Given your unique perspective, where would you say Dark Shadows fits into the Burton filmography?
I think all of Burton’s usual themes and preoccupations are present in Dark Shadows. Perhaps the only difference is the film marks the first time Johnny Depp asked Burton to direct him in a film. Typically it’s been Burton doing the asking.
Any theories on what attracted Burton to tackling Dark Shadows?
He grew up on the show. Just like Depp, he would run home from school in order to see it. As a monster movie-loving child what’s not to love about a TV show featuring vampires and werewolves and ghosts? Moreover, a show that was on during the afternoon.
You were on set for Dark Shadows. How would you compare the atmosphere to previous Burton shoots?
Burton’s sets are generally fun-filled and relaxed.
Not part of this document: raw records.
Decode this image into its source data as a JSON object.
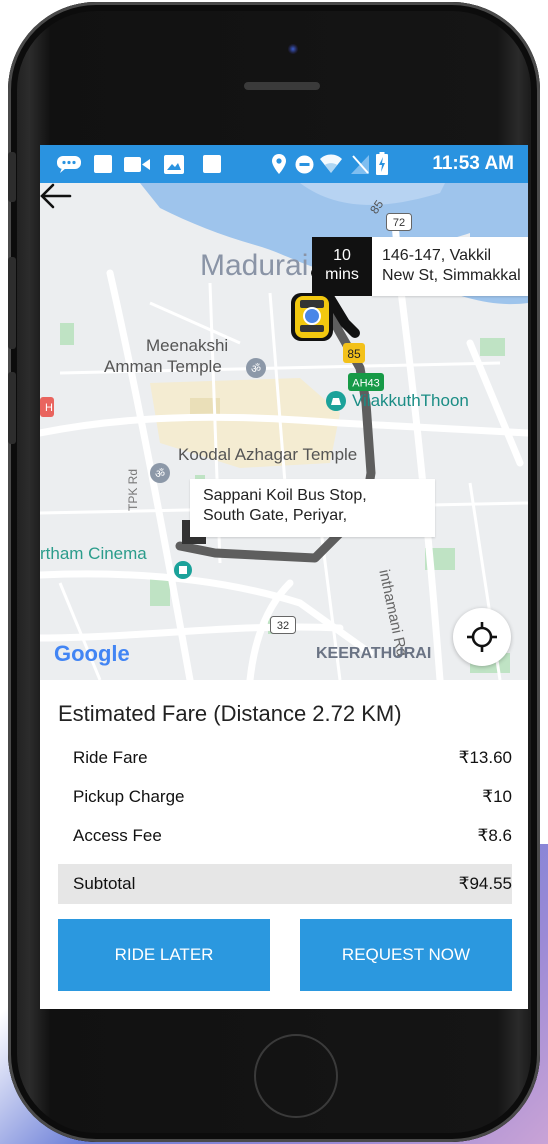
{
  "statusbar": {
    "time": "11:53 AM",
    "icons": [
      "chat-icon",
      "square-icon",
      "video-icon",
      "image-icon",
      "square-icon",
      "location-icon",
      "dnd-icon",
      "wifi-icon",
      "no-sim-icon",
      "battery-charging-icon"
    ]
  },
  "map": {
    "eta_number": "10",
    "eta_unit": "mins",
    "pickup_line1": "146-147, Vakkil",
    "pickup_line2": "New St, Simmakkal",
    "drop_line1": "Sappani Koil Bus Stop,",
    "drop_line2": "South Gate, Periyar,",
    "labels": {
      "city": "Madurai",
      "temple_line1": "Meenakshi",
      "temple_line2": "Amman Temple",
      "vilakkuthoon": "VilakkuthThoon",
      "koodal": "Koodal Azhagar Temple",
      "tpk": "TPK Rd",
      "cinema": "rtham Cinema",
      "keerathurai": "KEERATHURAI",
      "road_right": "inthamani Rd",
      "shield_85_a": "85",
      "shield_85_b": "85",
      "shield_72": "72",
      "shield_32": "32",
      "shield_ah43": "AH43",
      "google": "Google"
    }
  },
  "fare": {
    "title": "Estimated Fare (Distance 2.72 KM)",
    "rows": [
      {
        "label": "Ride Fare",
        "value": "₹13.60"
      },
      {
        "label": "Pickup Charge",
        "value": "₹10"
      },
      {
        "label": "Access Fee",
        "value": "₹8.6"
      }
    ],
    "subtotal": {
      "label": "Subtotal",
      "value": "₹94.55"
    }
  },
  "buttons": {
    "ride_later": "RIDE LATER",
    "request_now": "REQUEST NOW"
  },
  "colors": {
    "primary": "#2b98df",
    "statusbar": "#2a93e0",
    "taxi": "#f2c80f"
  }
}
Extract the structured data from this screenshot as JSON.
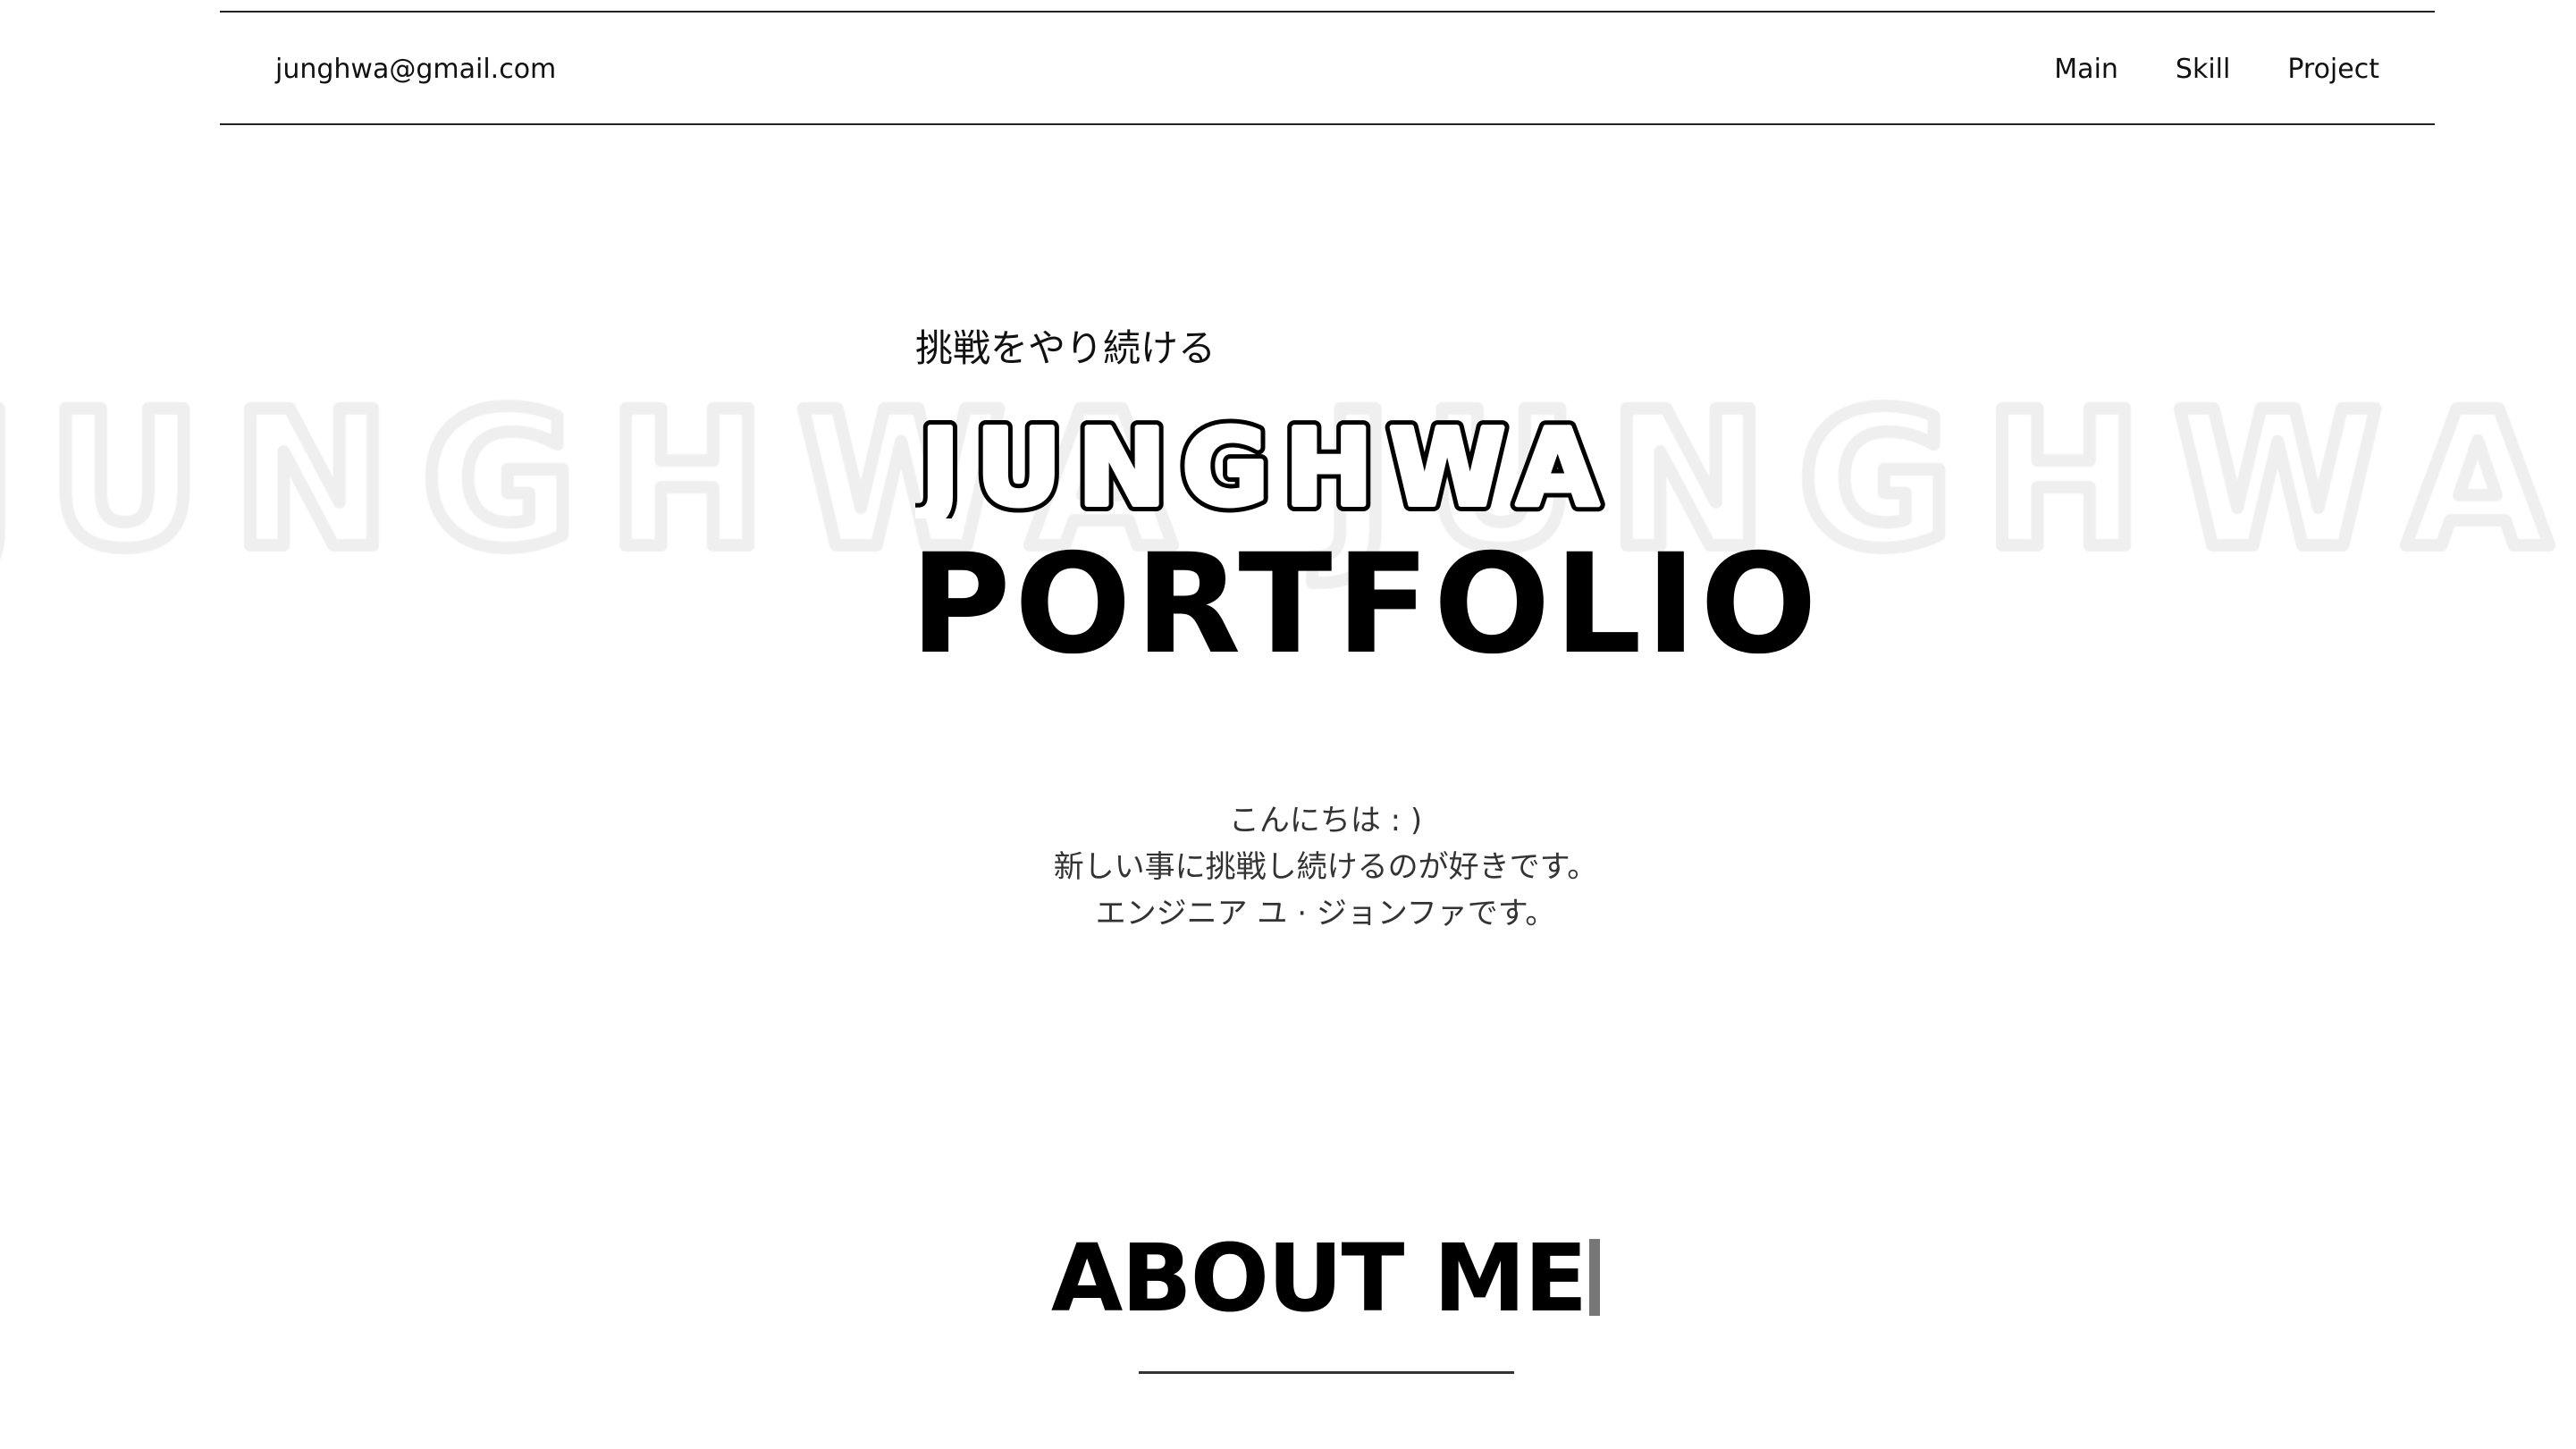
{
  "header": {
    "email": "junghwa@gmail.com",
    "nav": [
      {
        "label": "Main"
      },
      {
        "label": "Skill"
      },
      {
        "label": "Project"
      }
    ]
  },
  "hero": {
    "subtitle": "挑戦をやり続ける",
    "name_logo": "JUNGHWA",
    "title": "PORTFOLIO",
    "watermark_text": "JUNGHWA"
  },
  "intro": {
    "lines": [
      "こんにちは : )",
      "新しい事に挑戦し続けるのが好きです。",
      "エンジニア ユ · ジョンファです。"
    ]
  },
  "about": {
    "heading": "ABOUT ME"
  },
  "colors": {
    "text": "#000000",
    "background": "#ffffff",
    "watermark": "#f1f1f1",
    "caret": "#777777"
  }
}
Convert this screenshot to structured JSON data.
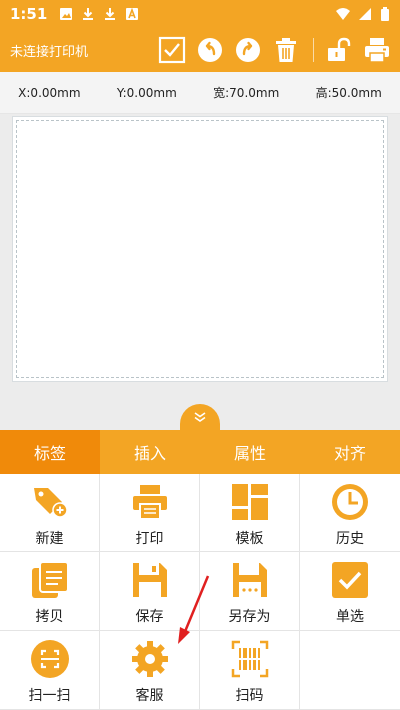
{
  "status_bar": {
    "time": "1:51"
  },
  "app_bar": {
    "title": "未连接打印机"
  },
  "toolbar_icons": [
    "checkbox-icon",
    "undo-icon",
    "redo-icon",
    "trash-icon",
    "unlock-icon",
    "printer-icon"
  ],
  "coords": {
    "x": "X:0.00mm",
    "y": "Y:0.00mm",
    "width": "宽:70.0mm",
    "height": "高:50.0mm"
  },
  "tabs": [
    {
      "label": "标签",
      "active": true
    },
    {
      "label": "插入",
      "active": false
    },
    {
      "label": "属性",
      "active": false
    },
    {
      "label": "对齐",
      "active": false
    }
  ],
  "grid": [
    {
      "label": "新建",
      "icon": "new-tag-icon"
    },
    {
      "label": "打印",
      "icon": "print-icon"
    },
    {
      "label": "模板",
      "icon": "template-icon"
    },
    {
      "label": "历史",
      "icon": "history-icon"
    },
    {
      "label": "拷贝",
      "icon": "copy-icon"
    },
    {
      "label": "保存",
      "icon": "save-icon"
    },
    {
      "label": "另存为",
      "icon": "save-as-icon"
    },
    {
      "label": "单选",
      "icon": "single-select-icon"
    },
    {
      "label": "扫一扫",
      "icon": "scan-icon"
    },
    {
      "label": "客服",
      "icon": "settings-gear-icon"
    },
    {
      "label": "扫码",
      "icon": "barcode-scan-icon"
    }
  ],
  "colors": {
    "accent": "#f3a524",
    "accent_dark": "#f08a0a",
    "annotation": "#e02020"
  }
}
This appeared even more so. The script was funny, once the actors got hold of it, wearing those costumes, in those environments it was hysterical to watch. There was much laughter on set and during dailies.
What does The Visual Companion have that will surprise fans?
Because the book’s publication comes after the film’s theatrical and home entertainment release, we were able to show certain images – among them Carolyn’s transformation – that we might not have been able to if the book had preceded the film. For me, the book’s strength, however, is the sheer amount of behind-the-scenes photos that reveal the artistry involved in creating the film’s amazing sets. I particularly love the section detailing the creation of Collinsport – designed by the genius that is Rick Heinrichs – although my favourite photo is on pages 124-125, which shows Alice Cooper performing at the happening.
And what did you think of the finished film?
I always find it
really hard to comment on any new Burton film, because, typically, I’ve
read the script, spent many, many days on set, and so feel too close to
the finished product to form an objective opinion. Typically it takes me
a few years to divorce myself from the
“I-was-there-when-they-shot-that-bit” or “That-wasn’t-in-the-script”
thoughts when I’m watching one of his films. That said, I’ve seen Dark Shadows a couple of times and really enjoyed it.
Dark Shadows: The Visual Companion is available at a discount price by clicking here, and also in a limited collector's edition signed by Tim Burton, which can be ordered by clicking here. UK readers can also purchase the book by clicking here.